Edward Hall, who parted company with the Royal Shakespeare Company (founded, forty years ago, by his father, Sir Peter Hall) earlier this year in a dispute about his proposed production of Edward III, is continuing to prove himself more than capable of making it without the support of a major subsidized company, by staging his own company's production of Shakespeare's Henry VI plays.
Rose Rage, split into two evenings, is a conflation of the Henry VI plays and deals with the long battle between the rival aristocratic families of York and Lancaster for the English crown.
Adding a period authenticity to the performance, his company, Propeller, is using an all-male cast, as would have happened in Shakespeare's days.
Hall's last production for the RSC was another history play — Julius Caesar — which involved politics and a battle for power between warring factions.
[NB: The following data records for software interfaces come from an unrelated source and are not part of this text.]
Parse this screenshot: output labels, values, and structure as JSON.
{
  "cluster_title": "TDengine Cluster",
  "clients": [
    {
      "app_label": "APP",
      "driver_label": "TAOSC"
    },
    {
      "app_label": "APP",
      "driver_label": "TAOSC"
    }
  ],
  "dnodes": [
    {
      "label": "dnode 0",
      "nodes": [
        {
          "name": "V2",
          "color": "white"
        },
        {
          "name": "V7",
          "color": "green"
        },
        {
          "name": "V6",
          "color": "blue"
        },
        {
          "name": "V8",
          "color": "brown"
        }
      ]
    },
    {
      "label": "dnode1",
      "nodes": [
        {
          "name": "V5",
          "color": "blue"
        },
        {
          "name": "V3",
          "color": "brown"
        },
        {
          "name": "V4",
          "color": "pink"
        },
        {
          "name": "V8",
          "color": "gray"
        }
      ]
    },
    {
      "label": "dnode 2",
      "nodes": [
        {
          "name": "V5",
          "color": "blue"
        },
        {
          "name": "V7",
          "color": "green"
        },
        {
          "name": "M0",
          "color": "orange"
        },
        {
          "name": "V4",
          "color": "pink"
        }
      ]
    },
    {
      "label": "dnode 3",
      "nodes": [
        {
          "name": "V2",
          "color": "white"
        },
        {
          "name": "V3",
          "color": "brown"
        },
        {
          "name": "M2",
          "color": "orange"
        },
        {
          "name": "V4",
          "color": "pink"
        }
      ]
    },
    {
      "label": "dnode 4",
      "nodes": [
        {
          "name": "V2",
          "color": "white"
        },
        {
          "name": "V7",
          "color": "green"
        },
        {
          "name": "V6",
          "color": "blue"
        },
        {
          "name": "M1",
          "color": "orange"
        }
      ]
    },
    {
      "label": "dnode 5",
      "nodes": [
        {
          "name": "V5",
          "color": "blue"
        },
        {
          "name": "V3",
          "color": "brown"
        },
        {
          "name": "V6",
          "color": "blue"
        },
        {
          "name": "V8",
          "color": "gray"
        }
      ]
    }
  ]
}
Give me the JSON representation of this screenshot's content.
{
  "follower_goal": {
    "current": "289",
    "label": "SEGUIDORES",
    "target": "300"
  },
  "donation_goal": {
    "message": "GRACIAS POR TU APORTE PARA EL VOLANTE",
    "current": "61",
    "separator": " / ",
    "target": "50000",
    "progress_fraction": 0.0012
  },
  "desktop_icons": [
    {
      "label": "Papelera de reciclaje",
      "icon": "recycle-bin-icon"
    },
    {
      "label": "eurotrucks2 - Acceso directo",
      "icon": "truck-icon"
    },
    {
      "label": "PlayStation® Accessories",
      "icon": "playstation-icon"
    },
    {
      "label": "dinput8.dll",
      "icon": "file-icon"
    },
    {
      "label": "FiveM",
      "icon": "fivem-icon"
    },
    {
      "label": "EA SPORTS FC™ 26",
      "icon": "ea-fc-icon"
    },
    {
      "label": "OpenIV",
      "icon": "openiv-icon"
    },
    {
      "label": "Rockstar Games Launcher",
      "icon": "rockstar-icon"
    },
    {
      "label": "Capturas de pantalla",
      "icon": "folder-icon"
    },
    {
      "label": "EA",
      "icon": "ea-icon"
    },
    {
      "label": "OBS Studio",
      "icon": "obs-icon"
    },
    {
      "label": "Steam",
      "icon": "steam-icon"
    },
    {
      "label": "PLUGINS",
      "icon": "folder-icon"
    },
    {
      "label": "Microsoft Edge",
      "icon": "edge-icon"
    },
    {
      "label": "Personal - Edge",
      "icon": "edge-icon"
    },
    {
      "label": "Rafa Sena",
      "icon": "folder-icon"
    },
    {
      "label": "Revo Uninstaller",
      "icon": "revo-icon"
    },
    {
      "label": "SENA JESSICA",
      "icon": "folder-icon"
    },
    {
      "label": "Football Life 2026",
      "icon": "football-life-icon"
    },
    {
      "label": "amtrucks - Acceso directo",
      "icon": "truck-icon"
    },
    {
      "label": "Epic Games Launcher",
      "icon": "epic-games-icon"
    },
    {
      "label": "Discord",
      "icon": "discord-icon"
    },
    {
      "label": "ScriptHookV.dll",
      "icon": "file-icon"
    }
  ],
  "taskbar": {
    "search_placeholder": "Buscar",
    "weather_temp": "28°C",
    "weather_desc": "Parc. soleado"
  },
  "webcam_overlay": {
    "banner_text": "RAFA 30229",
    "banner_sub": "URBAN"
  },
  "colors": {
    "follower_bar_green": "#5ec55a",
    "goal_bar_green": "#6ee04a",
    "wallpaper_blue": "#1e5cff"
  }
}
Given the stormy nature of the internal politics of the RSC over the last year, he will have had plenty of personal experience to draw on.
Rose Rage takes an interesting angle on the actual violence that was integral to the events of the Wars of the Roses: Hall has chosen to represent violence by an onstage chopping and hammering of animal organs, thus combining a metaphor for violence with (literally) real blood and guts.
—By Paul Webb Theatrenow